We give up trance for the power to move our minds and our bodies. We give up trance to make choices that make a difference. Like Spiderman, we all wake up in bodies that are stickier than we thought.

Friday, August 05, 2011

The whale and the osprey

This is a retelling of a west coast Native legend about the origin of the Orca.

A large black whale floated near the surface, singing and watching the clouds. The whale loved the way the clouds looked against the blue and the gray of the sky. Sometimes the whale jumped high into the sky, reaching towards those clouds. But the clouds stayed in the sky, and the whale fell back into the water.

One day, the whale watched as a piece of cloud separated and dove down, down, through the sky and into the water. A moment later, the osprey bobbed to the surface and floated for a moment, watching the whale. The whale began to sing. The osprey flew in lazy circles, watching and listening. The whale sang again. The osprey flew in higher circles. The whale gathered speed, leapt high into the air, and crashed back to the surface. The osprey waited for the water to calm, and then landed.

You wouldn't think two such different creatures would have a future, but you would be wrong. The whale and the bird both loved to soar through the air and the water. They both loved the way voices could call or chatter or sing. They both loved to dream of a big, big world.

And one day, those dreams took shape in a baby whale with a shiny black back, and a belly as white as osprey wings, a baby who loved to soar through the air and the water. A baby who loved to sing and who dreamed of a big, big world. And they called the baby, Orca.

Wednesday, August 03, 2011

Listening Like a Bird

She was good at hiding in plain light. When you radiate enough light, people see the shine and not the shape under it. They weren't distracted by her; they looked around and saw more clearly because she was there.

Underneath, she was darker. Light casts shadows and she had to be good at navigating under the light, as though her path lay always behind a waterfall or through a thick forest. She learned to listen for the sounds under her feet and over her head. The dark was mostly soft and alive. It is, she thought to herself, where we all started.

There were days when she needed more light, and then she had to turn down the shine so she could find the sun. One day, she wrapped herself in soft, dim clothes and set out to find something in the light to give her focus in the dark. She did not know where she was going or how long it would take. She packed water and fruit and nuts and chocolate and she set off on foot. Walking is the best way to see where you are and she knew that she would need clear eyes to find what she was looking for.

As she walked, she learned more about the sounds she knew from the dark. She was curious about everything, the grain in the cement underfoot, the texture of a bird's feathers, the way a scarf transformed a face. She listened, her head tilted to one side and her eyes bright with intensity. It was hard to know what kind of bird she might be.

It seemed, at last, like there was no object and no learning that she could take into the dark to keep her clear and focused while her light shone for those around her. She had walked a very long way, and listened to a thousand stories, and her eyes were tired. She found a bed, and turned down the light, and rested.

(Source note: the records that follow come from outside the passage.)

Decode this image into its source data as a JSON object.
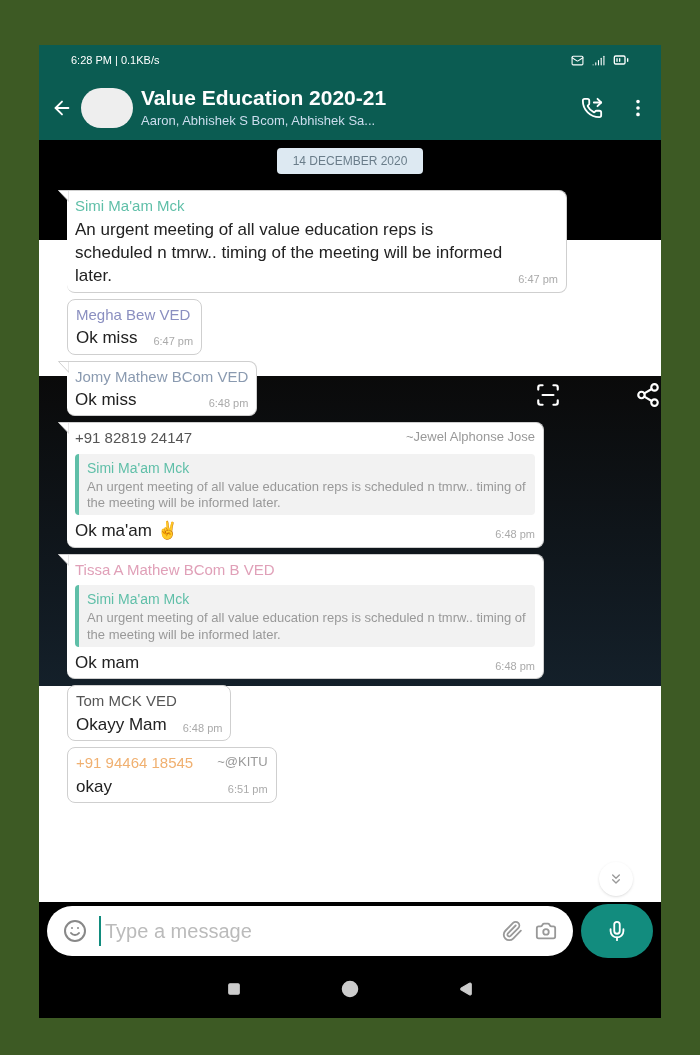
{
  "status_bar": {
    "time_info": "6:28 PM | 0.1KB/s"
  },
  "header": {
    "title": "Value Education 2020-21",
    "subtitle": "Aaron, Abhishek S Bcom, Abhishek Sa..."
  },
  "date_chip": "14 DECEMBER 2020",
  "messages": [
    {
      "author": "Simi Ma'am Mck",
      "color": "#5fbfa8",
      "text": "An urgent meeting of all value education reps is scheduled n tmrw.. timing of the meeting will be informed later.",
      "time": "6:47 pm",
      "tail": true
    },
    {
      "author": "Megha Bew VED",
      "color": "#8a8fc0",
      "text": "Ok miss",
      "time": "6:47 pm",
      "tail": false
    },
    {
      "author": "Jomy Mathew BCom VED",
      "color": "#8a9ab0",
      "text": "Ok miss",
      "time": "6:48 pm",
      "tail": true
    },
    {
      "author": "+91 82819 24147",
      "color": "#555555",
      "note": "~Jewel Alphonse Jose",
      "quote": {
        "author": "Simi Ma'am Mck",
        "text": "An urgent meeting of all value education reps is scheduled n tmrw.. timing of the meeting will be informed later."
      },
      "text": "Ok ma'am ✌",
      "time": "6:48 pm",
      "tail": true
    },
    {
      "author": "Tissa A Mathew BCom B VED",
      "color": "#e0a0b8",
      "quote": {
        "author": "Simi Ma'am Mck",
        "text": "An urgent meeting of all value education reps is scheduled n tmrw.. timing of the meeting will be informed later."
      },
      "text": "Ok mam",
      "time": "6:48 pm",
      "tail": true
    },
    {
      "author": "Tom MCK VED",
      "color": "#555555",
      "text": "Okayy Mam",
      "time": "6:48 pm",
      "tail": false
    },
    {
      "author": "+91 94464 18545",
      "color": "#f0b070",
      "note": "~@KITU",
      "text": "okay",
      "time": "6:51 pm",
      "tail": false
    }
  ],
  "composer": {
    "placeholder": "Type a message"
  }
}
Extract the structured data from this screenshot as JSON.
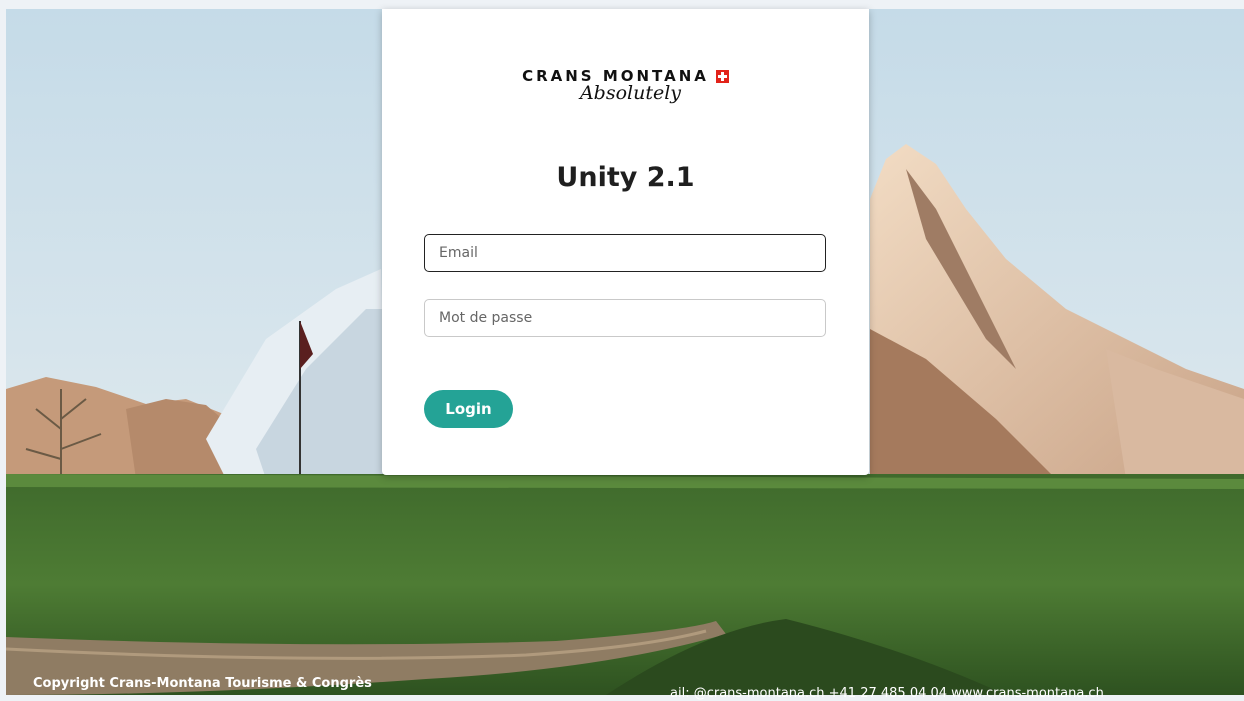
{
  "brand": {
    "name": "CRANS MONTANA",
    "tagline": "Absolutely",
    "flag_icon": "swiss-flag-icon"
  },
  "app_title": "Unity 2.1",
  "form": {
    "email_placeholder": "Email",
    "password_placeholder": "Mot de passe",
    "login_label": "Login"
  },
  "footer": {
    "copyright": "Copyright Crans-Montana Tourisme & Congrès",
    "contact_partial": "ail: @crans-montana.ch   +41 27 485 04 04   www.crans-montana.ch"
  },
  "colors": {
    "accent": "#24a396",
    "flag_red": "#e2231a",
    "page_bg": "#eef2f6"
  }
}
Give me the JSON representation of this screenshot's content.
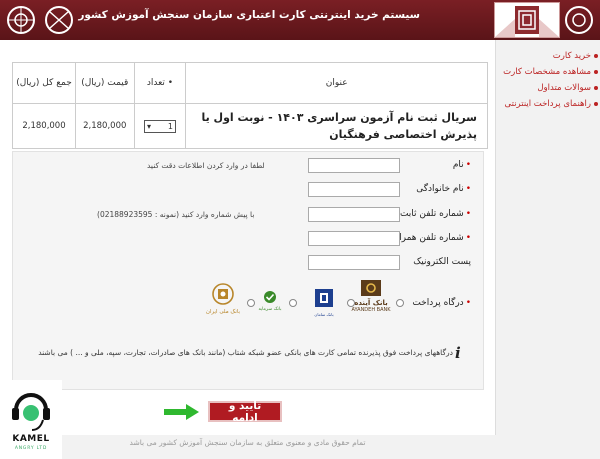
{
  "header": {
    "title": "سیستم خرید اینترنتی کارت اعتباری سازمان سنجش آموزش کشور"
  },
  "sidebar": {
    "items": [
      {
        "label": "خرید کارت"
      },
      {
        "label": "مشاهده مشخصات کارت"
      },
      {
        "label": "سوالات متداول"
      },
      {
        "label": "راهنمای پرداخت اینترنتی"
      }
    ]
  },
  "order": {
    "headers": {
      "title": "عنوان",
      "qty": "• تعداد",
      "price": "قیمت (ریال)",
      "total": "جمع کل (ریال)"
    },
    "item": {
      "title": "سریال ثبت نام آزمون سراسری ۱۴۰۳ - نوبت اول یا پذیرش اختصاصی فرهنگیان",
      "qty": "1",
      "price": "2,180,000",
      "total": "2,180,000"
    }
  },
  "form": {
    "name_label": "نام",
    "family_label": "نام خانوادگی",
    "phone_label": "شماره تلفن ثابت",
    "mobile_label": "شماره تلفن همراه",
    "email_label": "پست الکترونیک",
    "gateway_label": "درگاه پرداخت",
    "name_hint": "لطفا در وارد کردن اطلاعات دقت کنید",
    "phone_hint": "با پیش شماره وارد کنید (نمونه : 02188923595)",
    "required_mark": "•",
    "gateway_note": "درگاههای پرداخت فوق پذیرنده تمامی کارت های بانکی عضو شبکه شتاب (مانند بانک های صادرات، تجارت، سپه، ملی و ... ) می باشند"
  },
  "banks": [
    {
      "name": "بانک آینده",
      "sub": "AYANDEH BANK",
      "color": "#5b3b1a"
    },
    {
      "name": "بانک سامان",
      "sub": "",
      "color": "#1d3f8f"
    },
    {
      "name": "بانک سرمایه",
      "sub": "",
      "color": "#3a8a2a"
    },
    {
      "name": "بانک ملی",
      "sub": "بانک ملی ایران",
      "color": "#b8862a"
    }
  ],
  "submit_label": "تایید و ادامه",
  "watermark": {
    "name": "KAMEL",
    "sub": "ANGRY LTD"
  },
  "footer": "تمام حقوق مادی و معنوی متعلق به سازمان سنجش آموزش کشور می باشد",
  "colors": {
    "brand": "#7a1f24",
    "accent": "#b01b22",
    "link": "#bb2222"
  }
}
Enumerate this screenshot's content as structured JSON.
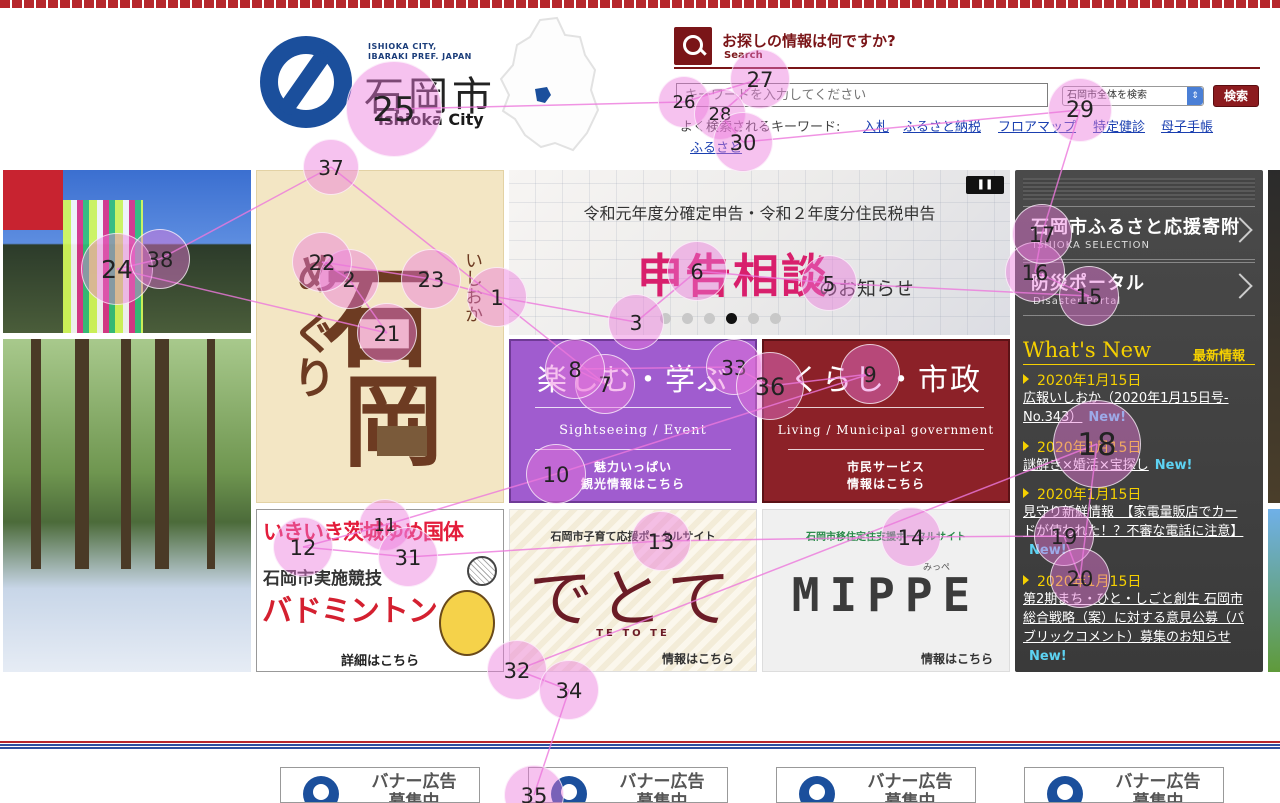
{
  "header": {
    "city_en_small": "ISHIOKA CITY, IBARAKI PREF. JAPAN",
    "city_jp": "石岡市",
    "city_en": "Ishioka City"
  },
  "search": {
    "title": "お探しの情報は何ですか?",
    "subtitle": "Search",
    "placeholder": "キーワードを入力してください",
    "scope_selected": "石岡市全体を検索",
    "button_label": "検索",
    "keywords_label": "よく検索されるキーワード:",
    "keywords": [
      "入札",
      "ふるさと納税",
      "フロアマップ",
      "特定健診",
      "母子手帳",
      "ふるさと"
    ]
  },
  "banners": {
    "meguri": {
      "big1": "石",
      "big2": "岡",
      "small1": "め",
      "small2": "ぐり",
      "vertical": "いしおか"
    },
    "slider": {
      "title": "令和元年度分確定申告・令和２年度分住民税申告",
      "main": "申告相談",
      "sub": "のお知らせ",
      "pause_label": "❚❚",
      "dots_count": 6,
      "active_dot": 3
    },
    "sightseeing": {
      "title": "楽しむ・学ぶ",
      "en": "Sightseeing / Event",
      "line1": "魅力いっぱい",
      "line2": "観光情報はこちら"
    },
    "living": {
      "title": "くらし・市政",
      "en": "Living / Municipal government",
      "line1": "市民サービス",
      "line2": "情報はこちら"
    },
    "kokutai": {
      "title": "いきいき茨城ゆめ国体",
      "sub": "石岡市実施競技",
      "sport": "バドミントン",
      "detail": "詳細はこちら"
    },
    "dete": {
      "head": "石岡市子育て応援ポータルサイト",
      "logo": "でとて",
      "en": "TE TO TE",
      "link": "情報はこちら"
    },
    "mippe": {
      "head": "石岡市移住定住支援ポータルサイト",
      "logo": "MIPPE",
      "kana": "みっぺ",
      "link": "情報はこちら"
    }
  },
  "right_panel": {
    "furusato": {
      "title": "石岡市ふるさと応援寄附",
      "sub": "ISHIOKA SELECTION"
    },
    "bousai": {
      "title": "防災ポータル",
      "sub": "Disaster Portal"
    },
    "whats_new": "What's New",
    "latest_label": "最新情報",
    "new_label": "New!",
    "news": [
      {
        "date": "2020年1月15日",
        "text": "広報いしおか（2020年1月15日号-No.343）"
      },
      {
        "date": "2020年1月15日",
        "text": "謎解き×婚活×宝探し"
      },
      {
        "date": "2020年1月15日",
        "text": "見守り新鮮情報　【家電量販店でカードが使われた！？不審な電話に注意】"
      },
      {
        "date": "2020年1月15日",
        "text": "第2期まち・ひと・しごと創生 石岡市総合戦略（案）に対する意見公募（パブリックコメント）募集のお知らせ"
      }
    ]
  },
  "footer": {
    "ads": [
      {
        "line1": "バナー広告",
        "line2": "募集中"
      },
      {
        "line1": "バナー広告",
        "line2": "募集中"
      },
      {
        "line1": "バナー広告",
        "line2": "募集中"
      },
      {
        "line1": "バナー広告",
        "line2": "募集中"
      }
    ]
  },
  "overlay": {
    "marker_labels": [
      "1",
      "2",
      "3",
      "5",
      "6",
      "7",
      "8",
      "9",
      "10",
      "11",
      "12",
      "13",
      "14",
      "15",
      "16",
      "17",
      "18",
      "19",
      "20",
      "21",
      "22",
      "23",
      "24",
      "25",
      "26",
      "27",
      "28",
      "29",
      "30",
      "31",
      "32",
      "33",
      "34",
      "35",
      "36",
      "37",
      "38"
    ]
  },
  "colors": {
    "brand_blue": "#1b4f9c",
    "accent_red": "#7a1518",
    "purple": "#a05ccf",
    "maroon": "#8c2128",
    "news_yellow": "#f5d000",
    "new_cyan": "#5dd3f3",
    "marker": "#ec78dc"
  }
}
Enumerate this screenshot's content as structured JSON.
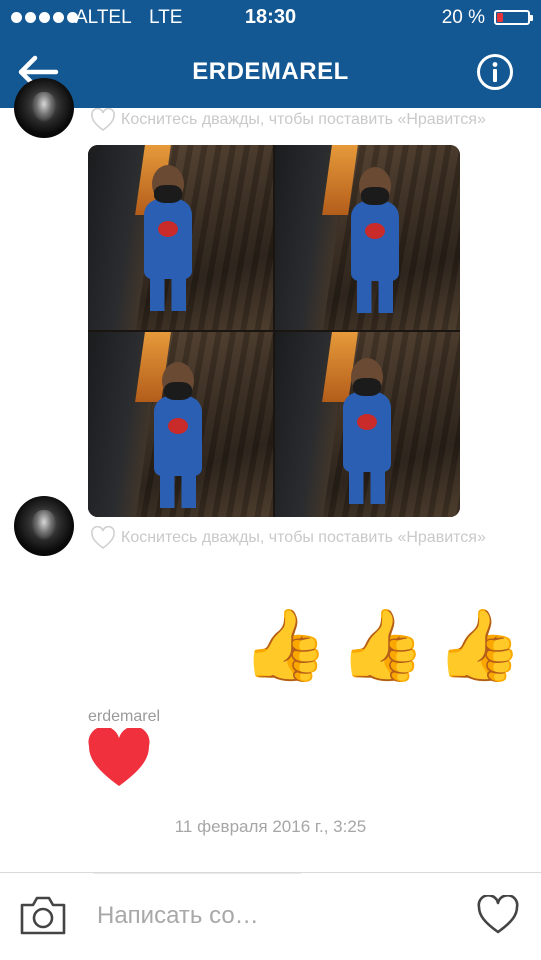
{
  "status_bar": {
    "carrier": "ALTEL",
    "network": "LTE",
    "time": "18:30",
    "battery_percent": "20 %",
    "battery_level": 0.2
  },
  "header": {
    "title": "ERDEMAREL",
    "back_icon": "arrow-left-icon",
    "info_icon": "info-circle-icon"
  },
  "messages": {
    "like_hint": "Коснитесь дважды, чтобы поставить «Нравится»",
    "reaction_emoji": [
      "👍",
      "👍",
      "👍"
    ],
    "sender_name": "erdemarel",
    "heart_icon": "heart-filled-icon",
    "timestamp": "11 февраля 2016 г., 3:25"
  },
  "composer": {
    "camera_icon": "camera-icon",
    "placeholder": "Написать со…",
    "value": "",
    "like_icon": "heart-outline-icon"
  },
  "colors": {
    "header_bg": "#135893",
    "heart_red": "#f0313d",
    "battery_red": "#e8323c"
  }
}
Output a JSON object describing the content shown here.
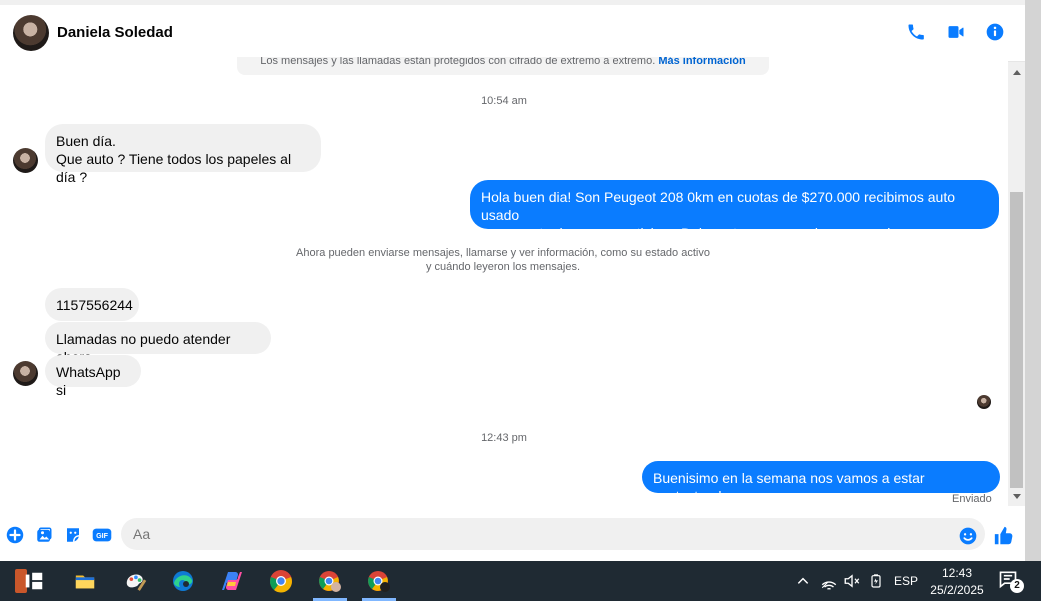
{
  "conversation": {
    "contact_name": "Daniela Soledad",
    "encryption_notice_text": "Los mensajes y las llamadas están protegidos con cifrado de extremo a extremo.",
    "encryption_notice_link": "Más información",
    "messages": {
      "time_first": "10:54 am",
      "incoming_1_line_1": "Buen día.",
      "incoming_1_line_2": "Que auto ? Tiene todos los papeles al día ?",
      "outgoing_1_line_1": "Hola buen dia! Son Peugeot 208 0km en cuotas de $270.000 recibimos auto usado",
      "outgoing_1_line_2": "como parte de pago o anticipo . Dejame tu numero asi me comunico con vos",
      "contact_notice_line_1": "Ahora pueden enviarse mensajes, llamarse y ver información, como su estado activo",
      "contact_notice_line_2": "y cuándo leyeron los mensajes.",
      "incoming_2": "1157556244",
      "incoming_3": "Llamadas no puedo atender ahora",
      "incoming_4": "WhatsApp si",
      "time_second": "12:43 pm",
      "outgoing_2": "Buenisimo en la semana nos vamos a estar contactando.",
      "status": "Enviado"
    },
    "composer_placeholder": "Aa"
  },
  "taskbar": {
    "language": "ESP",
    "time": "12:43",
    "date": "25/2/2025",
    "notification_count": "2"
  },
  "colors": {
    "accent": "#0a7cff",
    "incoming_bubble": "#f0f0f0",
    "taskbar": "#1f2a33"
  }
}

And while she rested she dreamed. She dreamed of flying and of falling. She dreamed of waters that flowed in a rush and of images that flowed in a rush. She was connected and disconnected, and scared and peaceful. Her body moved without tension to the flow of her dreams, and her breathing was quick and shallow and then deeper and then deeper still. She dreamed herself all the way to the bottom of her dreams, untangling all the threads and working through all the loops.

As she began the long walk home, she began to shine, a little more each day. Inside, she walked in the shadows and she listened. Sometimes she smiled. She knew now what she had come to find was not something she could hold and not something she could lose. She knew that whether the light was shining from her or on her, there would be shadows and blurred edges and that sound has shadows of its own. Sometimes she cried.

And sometimes, she lay down and dreamed, in a great rush, until she worked her way all the way down to the source and rested.